[Start of section]

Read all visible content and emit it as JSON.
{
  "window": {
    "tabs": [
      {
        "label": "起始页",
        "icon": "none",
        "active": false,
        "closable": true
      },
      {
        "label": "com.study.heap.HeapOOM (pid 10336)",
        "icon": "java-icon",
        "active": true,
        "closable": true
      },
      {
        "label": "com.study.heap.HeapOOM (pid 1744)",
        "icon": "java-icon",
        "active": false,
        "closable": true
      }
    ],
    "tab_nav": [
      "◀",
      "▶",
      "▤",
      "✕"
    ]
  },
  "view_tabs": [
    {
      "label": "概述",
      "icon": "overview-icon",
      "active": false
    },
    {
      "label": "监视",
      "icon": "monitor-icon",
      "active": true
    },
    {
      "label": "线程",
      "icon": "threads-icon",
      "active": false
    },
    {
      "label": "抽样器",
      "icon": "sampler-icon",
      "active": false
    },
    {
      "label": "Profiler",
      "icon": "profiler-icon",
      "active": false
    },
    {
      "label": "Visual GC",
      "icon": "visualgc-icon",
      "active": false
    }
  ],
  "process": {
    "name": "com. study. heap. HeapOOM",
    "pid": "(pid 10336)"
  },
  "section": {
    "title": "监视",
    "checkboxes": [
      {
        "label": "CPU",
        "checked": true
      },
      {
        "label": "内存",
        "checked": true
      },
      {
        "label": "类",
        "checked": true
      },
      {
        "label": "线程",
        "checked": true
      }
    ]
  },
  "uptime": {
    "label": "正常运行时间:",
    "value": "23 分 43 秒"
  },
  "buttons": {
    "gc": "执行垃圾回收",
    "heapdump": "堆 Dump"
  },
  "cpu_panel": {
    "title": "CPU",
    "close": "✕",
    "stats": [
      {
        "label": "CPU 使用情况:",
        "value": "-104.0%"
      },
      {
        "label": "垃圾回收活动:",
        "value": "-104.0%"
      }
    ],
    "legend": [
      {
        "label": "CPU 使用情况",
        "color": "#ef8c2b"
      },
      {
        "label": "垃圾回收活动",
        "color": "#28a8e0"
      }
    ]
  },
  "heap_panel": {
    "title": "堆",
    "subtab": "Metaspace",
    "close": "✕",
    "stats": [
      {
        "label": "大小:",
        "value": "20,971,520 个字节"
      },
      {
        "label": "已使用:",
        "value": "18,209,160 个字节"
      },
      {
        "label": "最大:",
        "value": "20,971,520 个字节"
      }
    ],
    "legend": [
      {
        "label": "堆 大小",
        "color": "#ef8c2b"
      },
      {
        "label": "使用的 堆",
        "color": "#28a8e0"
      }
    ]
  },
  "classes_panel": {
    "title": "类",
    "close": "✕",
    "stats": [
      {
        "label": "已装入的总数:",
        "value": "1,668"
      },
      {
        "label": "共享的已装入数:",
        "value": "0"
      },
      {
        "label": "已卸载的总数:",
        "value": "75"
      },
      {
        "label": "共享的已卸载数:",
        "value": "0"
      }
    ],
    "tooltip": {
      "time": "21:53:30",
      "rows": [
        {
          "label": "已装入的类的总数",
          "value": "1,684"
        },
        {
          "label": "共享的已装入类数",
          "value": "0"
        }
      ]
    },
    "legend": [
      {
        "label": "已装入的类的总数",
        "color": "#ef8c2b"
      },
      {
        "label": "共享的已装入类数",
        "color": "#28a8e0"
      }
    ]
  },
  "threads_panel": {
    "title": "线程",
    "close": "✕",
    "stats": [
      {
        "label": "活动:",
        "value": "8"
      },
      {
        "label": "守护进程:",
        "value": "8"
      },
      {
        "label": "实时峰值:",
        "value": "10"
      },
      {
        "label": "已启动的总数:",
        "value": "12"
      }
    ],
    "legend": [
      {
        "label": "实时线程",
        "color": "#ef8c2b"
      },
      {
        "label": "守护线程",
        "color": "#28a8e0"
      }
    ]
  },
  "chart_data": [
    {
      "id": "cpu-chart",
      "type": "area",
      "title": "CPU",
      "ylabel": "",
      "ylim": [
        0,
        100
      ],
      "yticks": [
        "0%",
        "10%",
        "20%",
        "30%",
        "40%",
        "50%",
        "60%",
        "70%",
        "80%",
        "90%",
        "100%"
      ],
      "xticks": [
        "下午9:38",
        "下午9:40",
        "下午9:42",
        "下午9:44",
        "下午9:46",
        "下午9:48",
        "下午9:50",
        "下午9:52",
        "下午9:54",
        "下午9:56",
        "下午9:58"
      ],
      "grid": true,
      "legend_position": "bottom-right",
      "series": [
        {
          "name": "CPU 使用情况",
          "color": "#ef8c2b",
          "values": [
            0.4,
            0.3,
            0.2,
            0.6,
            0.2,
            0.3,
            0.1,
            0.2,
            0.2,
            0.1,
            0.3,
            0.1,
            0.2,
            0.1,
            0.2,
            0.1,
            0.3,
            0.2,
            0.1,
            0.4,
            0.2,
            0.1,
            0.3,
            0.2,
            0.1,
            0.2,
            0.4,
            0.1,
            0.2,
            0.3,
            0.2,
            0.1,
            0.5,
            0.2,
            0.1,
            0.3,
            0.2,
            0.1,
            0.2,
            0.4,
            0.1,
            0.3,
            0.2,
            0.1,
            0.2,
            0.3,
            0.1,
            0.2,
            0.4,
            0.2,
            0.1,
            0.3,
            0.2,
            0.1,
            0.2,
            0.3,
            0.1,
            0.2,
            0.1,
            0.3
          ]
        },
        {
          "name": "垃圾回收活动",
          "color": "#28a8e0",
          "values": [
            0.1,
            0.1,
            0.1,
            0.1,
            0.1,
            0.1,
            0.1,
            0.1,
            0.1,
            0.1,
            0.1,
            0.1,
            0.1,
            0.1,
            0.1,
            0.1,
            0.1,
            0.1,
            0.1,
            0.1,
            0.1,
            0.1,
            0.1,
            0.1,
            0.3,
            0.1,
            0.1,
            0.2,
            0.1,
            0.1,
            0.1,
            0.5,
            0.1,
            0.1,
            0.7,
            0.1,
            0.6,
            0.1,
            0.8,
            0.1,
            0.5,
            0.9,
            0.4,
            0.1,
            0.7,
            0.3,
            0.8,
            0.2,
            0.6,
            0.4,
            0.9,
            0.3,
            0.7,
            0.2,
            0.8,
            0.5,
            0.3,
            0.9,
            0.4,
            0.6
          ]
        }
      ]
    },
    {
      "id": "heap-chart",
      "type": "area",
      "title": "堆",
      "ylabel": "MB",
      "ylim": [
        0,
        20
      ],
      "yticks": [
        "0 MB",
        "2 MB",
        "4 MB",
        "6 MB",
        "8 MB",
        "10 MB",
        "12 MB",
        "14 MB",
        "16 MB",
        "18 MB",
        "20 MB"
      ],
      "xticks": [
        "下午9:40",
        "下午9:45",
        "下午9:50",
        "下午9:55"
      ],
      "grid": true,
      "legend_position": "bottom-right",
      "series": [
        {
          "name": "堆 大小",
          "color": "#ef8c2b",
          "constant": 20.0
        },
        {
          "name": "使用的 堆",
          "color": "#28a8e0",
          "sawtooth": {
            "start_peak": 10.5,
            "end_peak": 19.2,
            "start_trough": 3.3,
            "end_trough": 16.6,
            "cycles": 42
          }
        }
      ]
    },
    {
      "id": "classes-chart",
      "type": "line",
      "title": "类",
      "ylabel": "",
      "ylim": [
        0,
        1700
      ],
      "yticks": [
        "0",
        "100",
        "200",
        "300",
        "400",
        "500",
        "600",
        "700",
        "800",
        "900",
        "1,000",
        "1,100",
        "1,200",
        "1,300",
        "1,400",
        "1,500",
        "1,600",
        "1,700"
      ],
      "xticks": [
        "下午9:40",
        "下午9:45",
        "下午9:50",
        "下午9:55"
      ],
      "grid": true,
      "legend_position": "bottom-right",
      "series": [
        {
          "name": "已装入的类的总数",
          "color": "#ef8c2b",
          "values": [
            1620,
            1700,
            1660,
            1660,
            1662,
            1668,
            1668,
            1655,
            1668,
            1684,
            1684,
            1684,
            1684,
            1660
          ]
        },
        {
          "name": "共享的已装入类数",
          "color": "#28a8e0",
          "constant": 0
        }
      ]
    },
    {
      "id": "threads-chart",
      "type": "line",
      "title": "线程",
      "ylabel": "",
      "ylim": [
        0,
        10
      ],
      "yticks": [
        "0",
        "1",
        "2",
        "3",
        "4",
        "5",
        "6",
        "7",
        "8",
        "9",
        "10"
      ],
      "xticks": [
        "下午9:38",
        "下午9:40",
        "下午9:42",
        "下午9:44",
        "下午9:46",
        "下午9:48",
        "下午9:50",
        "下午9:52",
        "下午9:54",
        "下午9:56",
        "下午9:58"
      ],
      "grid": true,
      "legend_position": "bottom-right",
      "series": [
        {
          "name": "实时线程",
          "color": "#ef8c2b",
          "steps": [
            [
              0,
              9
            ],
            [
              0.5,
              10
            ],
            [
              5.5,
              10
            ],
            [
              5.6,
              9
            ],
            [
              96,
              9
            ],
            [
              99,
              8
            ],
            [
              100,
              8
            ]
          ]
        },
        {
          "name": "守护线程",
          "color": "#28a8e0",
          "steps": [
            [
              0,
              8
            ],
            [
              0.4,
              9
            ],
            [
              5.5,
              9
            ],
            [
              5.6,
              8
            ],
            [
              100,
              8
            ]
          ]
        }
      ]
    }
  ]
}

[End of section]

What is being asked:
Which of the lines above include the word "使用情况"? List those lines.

Result of this exercise:
        "label": "CPU 使用情况:",
        "label": "CPU 使用情况",
          "name": "CPU 使用情况",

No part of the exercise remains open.